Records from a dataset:
***

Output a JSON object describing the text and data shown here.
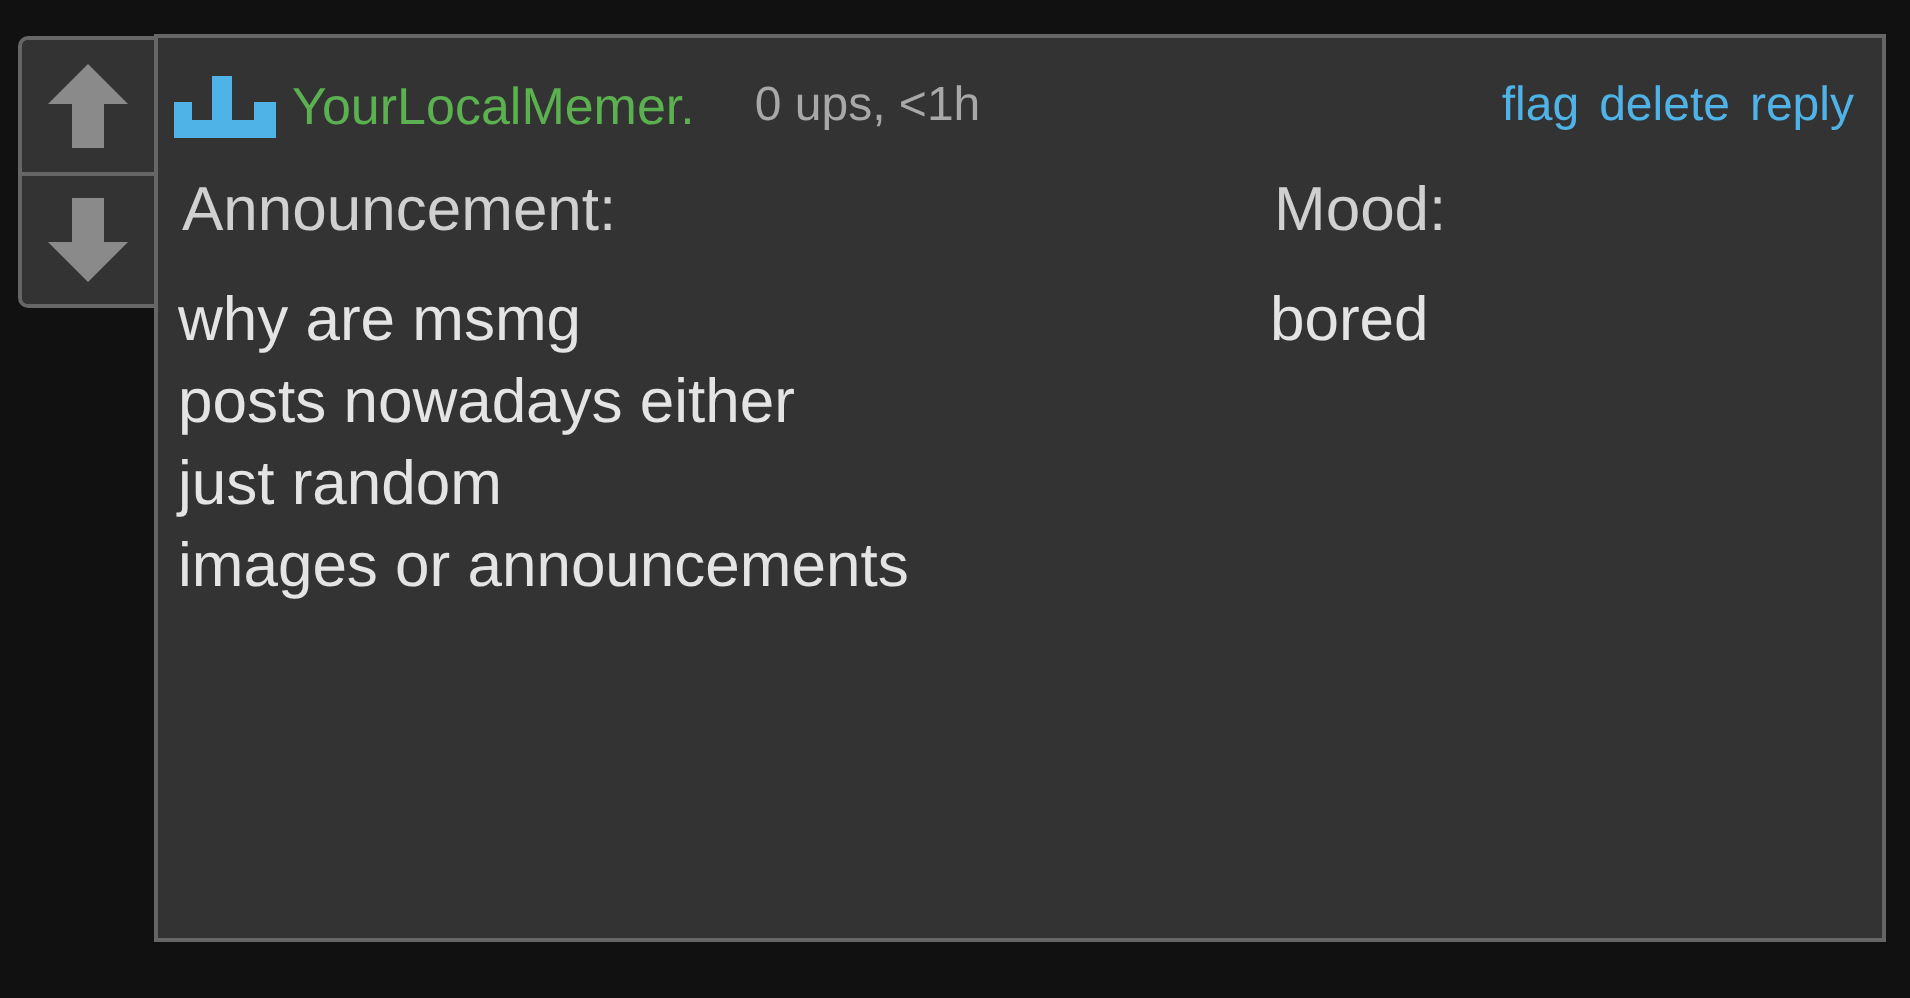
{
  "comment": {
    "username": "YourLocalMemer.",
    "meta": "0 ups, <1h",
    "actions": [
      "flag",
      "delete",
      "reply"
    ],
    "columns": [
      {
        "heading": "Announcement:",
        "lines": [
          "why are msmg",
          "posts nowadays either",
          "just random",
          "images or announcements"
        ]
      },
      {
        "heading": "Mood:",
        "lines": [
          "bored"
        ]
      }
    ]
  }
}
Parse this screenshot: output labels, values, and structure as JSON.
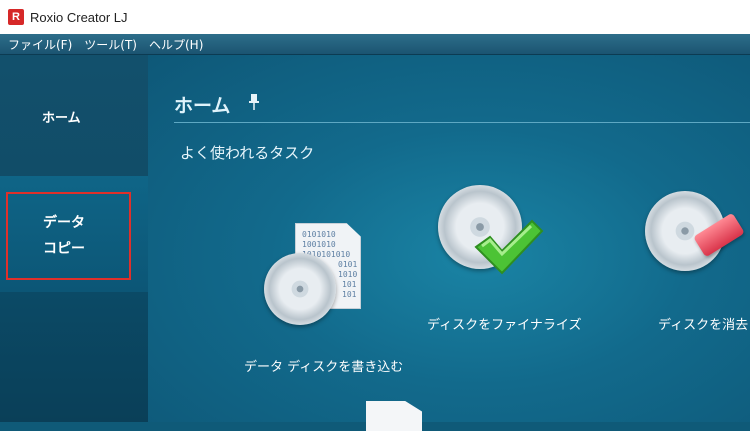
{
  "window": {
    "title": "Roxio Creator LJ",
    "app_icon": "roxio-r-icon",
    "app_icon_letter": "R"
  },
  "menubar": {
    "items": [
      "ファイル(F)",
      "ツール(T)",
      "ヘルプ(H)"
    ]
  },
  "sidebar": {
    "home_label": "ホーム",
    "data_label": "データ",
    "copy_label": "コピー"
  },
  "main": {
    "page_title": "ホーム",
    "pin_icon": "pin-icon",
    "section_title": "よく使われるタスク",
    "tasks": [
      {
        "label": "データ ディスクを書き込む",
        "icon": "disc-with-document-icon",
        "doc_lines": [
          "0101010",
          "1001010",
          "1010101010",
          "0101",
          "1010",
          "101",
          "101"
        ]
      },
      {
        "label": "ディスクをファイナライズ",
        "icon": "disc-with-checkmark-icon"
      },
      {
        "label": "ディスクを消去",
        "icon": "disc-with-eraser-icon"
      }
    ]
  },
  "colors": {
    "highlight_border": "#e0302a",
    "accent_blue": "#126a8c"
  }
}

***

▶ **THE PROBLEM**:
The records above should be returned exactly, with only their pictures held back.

▶ **OUTPUT FOR THIS TASK**:
Output a JSON object describing the text and data shown here.
{
  "comment": {
    "username": "YourLocalMemer.",
    "meta": "0 ups, <1h",
    "actions": [
      "flag",
      "delete",
      "reply"
    ],
    "columns": [
      {
        "heading": "Announcement:",
        "lines": [
          "why are msmg",
          "posts nowadays either",
          "just random",
          "images or announcements"
        ]
      },
      {
        "heading": "Mood:",
        "lines": [
          "bored"
        ]
      }
    ]
  }
}
Parse this screenshot: output labels, values, and structure as JSON.
{
  "window": {
    "title": "Roxio Creator LJ",
    "app_icon": "roxio-r-icon",
    "app_icon_letter": "R"
  },
  "menubar": {
    "items": [
      "ファイル(F)",
      "ツール(T)",
      "ヘルプ(H)"
    ]
  },
  "sidebar": {
    "home_label": "ホーム",
    "data_label": "データ",
    "copy_label": "コピー"
  },
  "main": {
    "page_title": "ホーム",
    "pin_icon": "pin-icon",
    "section_title": "よく使われるタスク",
    "tasks": [
      {
        "label": "データ ディスクを書き込む",
        "icon": "disc-with-document-icon",
        "doc_lines": [
          "0101010",
          "1001010",
          "1010101010",
          "0101",
          "1010",
          "101",
          "101"
        ]
      },
      {
        "label": "ディスクをファイナライズ",
        "icon": "disc-with-checkmark-icon"
      },
      {
        "label": "ディスクを消去",
        "icon": "disc-with-eraser-icon"
      }
    ]
  },
  "colors": {
    "highlight_border": "#e0302a",
    "accent_blue": "#126a8c"
  }
}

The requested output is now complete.